OSCE officials privately say they find Georgia's position difficult to understand and as ambiguous as Russia's. “We’re sometimes getting the impression that the Georgians have already written the OSCE off and that they’re hiding behind the Russians in the hope that Moscow will take the blame for the collapse of the talks,” one Western diplomat said.
Meanwhile, Azimov told EurasiaNet that Moscow had presented the Greek chairmanship with an alternative plan, which he described as follows: “In our proposal we say that we are for an OSCE field presence in Tbilisi and Tskhinvali and that the monitoring components should be part of these missions.”
OSCE officials say that if the Russians do actually insist that the two projected offices share responsibility over the MMOs, they would nonetheless accept that monitoring operations be supervised from Vienna, and that a link between the two missions is maintained under certain procedural conditions.
Disputing Western claims that Russia is obstructing the talks, Azimov accused Greece and other OSCE participating states of hindering the consultations. “I perfectly understand that Russia will eventually be blamed. [But] I blame our Western partners and the Greek chairmanship who do not want to work constructively with us,” he said, adding that, in his view, Greece “should work more actively with South Ossetian authorities” on the mandate issue.
Greece’s ambassador to the OSCE, Mara Marinaki, dismissed Azimov’s allegation. “It is a well-known fact that the Greek chairmanship intends to continue its active engagement as an honest broker, aiming at a principled compromise acceptable to all parties,” she wrote in a brief statement sent to EurasiaNet through the OSCE press office.
Sources privy to the consultations note that relations between Russia and the current OSCE chairmanship are strained.
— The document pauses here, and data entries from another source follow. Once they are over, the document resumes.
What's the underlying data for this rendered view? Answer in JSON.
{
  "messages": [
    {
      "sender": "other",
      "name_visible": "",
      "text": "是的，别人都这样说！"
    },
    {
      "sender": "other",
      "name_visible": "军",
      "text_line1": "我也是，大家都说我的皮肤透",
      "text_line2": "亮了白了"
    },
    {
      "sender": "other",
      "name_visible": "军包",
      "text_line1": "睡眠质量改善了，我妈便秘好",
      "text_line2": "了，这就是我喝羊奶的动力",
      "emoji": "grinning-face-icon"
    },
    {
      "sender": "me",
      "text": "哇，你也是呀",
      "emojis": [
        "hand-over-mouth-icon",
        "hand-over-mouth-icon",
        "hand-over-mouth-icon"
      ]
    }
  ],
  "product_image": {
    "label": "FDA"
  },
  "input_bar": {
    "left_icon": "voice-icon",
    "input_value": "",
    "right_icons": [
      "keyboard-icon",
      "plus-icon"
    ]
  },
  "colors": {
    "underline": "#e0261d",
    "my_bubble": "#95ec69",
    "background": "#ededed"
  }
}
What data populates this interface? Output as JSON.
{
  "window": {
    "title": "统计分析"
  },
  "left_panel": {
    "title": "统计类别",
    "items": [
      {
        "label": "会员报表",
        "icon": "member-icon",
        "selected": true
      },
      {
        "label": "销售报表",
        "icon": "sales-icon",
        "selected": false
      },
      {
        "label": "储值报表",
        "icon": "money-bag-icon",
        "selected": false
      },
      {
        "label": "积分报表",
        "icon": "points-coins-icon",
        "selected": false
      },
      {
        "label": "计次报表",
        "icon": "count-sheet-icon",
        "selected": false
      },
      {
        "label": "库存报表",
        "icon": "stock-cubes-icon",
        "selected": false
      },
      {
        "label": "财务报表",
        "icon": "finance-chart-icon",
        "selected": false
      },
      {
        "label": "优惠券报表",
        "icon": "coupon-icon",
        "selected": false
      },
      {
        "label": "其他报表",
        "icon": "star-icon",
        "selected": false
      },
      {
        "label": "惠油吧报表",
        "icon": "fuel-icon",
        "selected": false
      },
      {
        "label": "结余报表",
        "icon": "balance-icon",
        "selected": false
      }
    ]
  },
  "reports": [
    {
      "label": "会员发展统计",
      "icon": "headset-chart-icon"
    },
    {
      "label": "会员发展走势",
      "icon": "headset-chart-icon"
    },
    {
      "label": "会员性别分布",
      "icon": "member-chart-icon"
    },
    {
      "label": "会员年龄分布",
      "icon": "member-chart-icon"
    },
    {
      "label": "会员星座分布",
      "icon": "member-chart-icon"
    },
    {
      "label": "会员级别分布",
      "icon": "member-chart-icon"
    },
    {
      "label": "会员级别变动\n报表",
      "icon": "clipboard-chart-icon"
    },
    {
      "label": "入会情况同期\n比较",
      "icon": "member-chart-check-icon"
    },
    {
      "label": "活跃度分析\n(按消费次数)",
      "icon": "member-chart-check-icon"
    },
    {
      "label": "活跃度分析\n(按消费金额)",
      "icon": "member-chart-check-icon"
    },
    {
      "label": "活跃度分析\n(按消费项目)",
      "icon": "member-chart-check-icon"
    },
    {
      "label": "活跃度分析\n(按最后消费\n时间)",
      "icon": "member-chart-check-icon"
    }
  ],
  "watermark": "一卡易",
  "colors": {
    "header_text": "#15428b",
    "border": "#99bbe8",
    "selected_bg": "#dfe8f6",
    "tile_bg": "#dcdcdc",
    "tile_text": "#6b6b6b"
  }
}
Tension increased in mid-February when the Greeks, yielding to Georgian pressure, skipped an informal meeting that Azimov had arranged in Vienna with Boris Chochiyev, South Ossetia’s chief negotiator at the Geneva talks.
Azimov claims Russia is flexible. “We’re telling [our partners]: if there is a problem with [the tentative mission to] Tskhinvali, let’s just put Tskhinvali aside for the moment and work on the mandate of the OSCE in Georgia so that we can preserve the monitoring operations,” he says.
Russia and the other 55 OSCE participating states on February 12 agreed to extend until late June the mandate of the 20 MMOs the organization deployed in areas adjacent to South Ossetia after the August military conflict.
The decision does not apply to the eight unarmed military monitors who were in South Ossetia before the war and whose mandate expired on December 31, along with that of the OSCE mission to Georgia. Those eight observers were evacuated to Tbilisi during the conflict and South Ossetia objects to their return, unless a fully-fledged OSCE mission to Tskhinvali is set up.
Azimov warned that Russia might veto further extension of the monitors’ mandate if the mission issue is not settled by June 30: “If our concerns remain unheeded, if we don’t work out the modalities and functions of the work of OSCE observers -- including in Georgia . . . then I do not rule out that we might take a firm stance and terminate the OSCE presence in Georgia as a whole,” he said.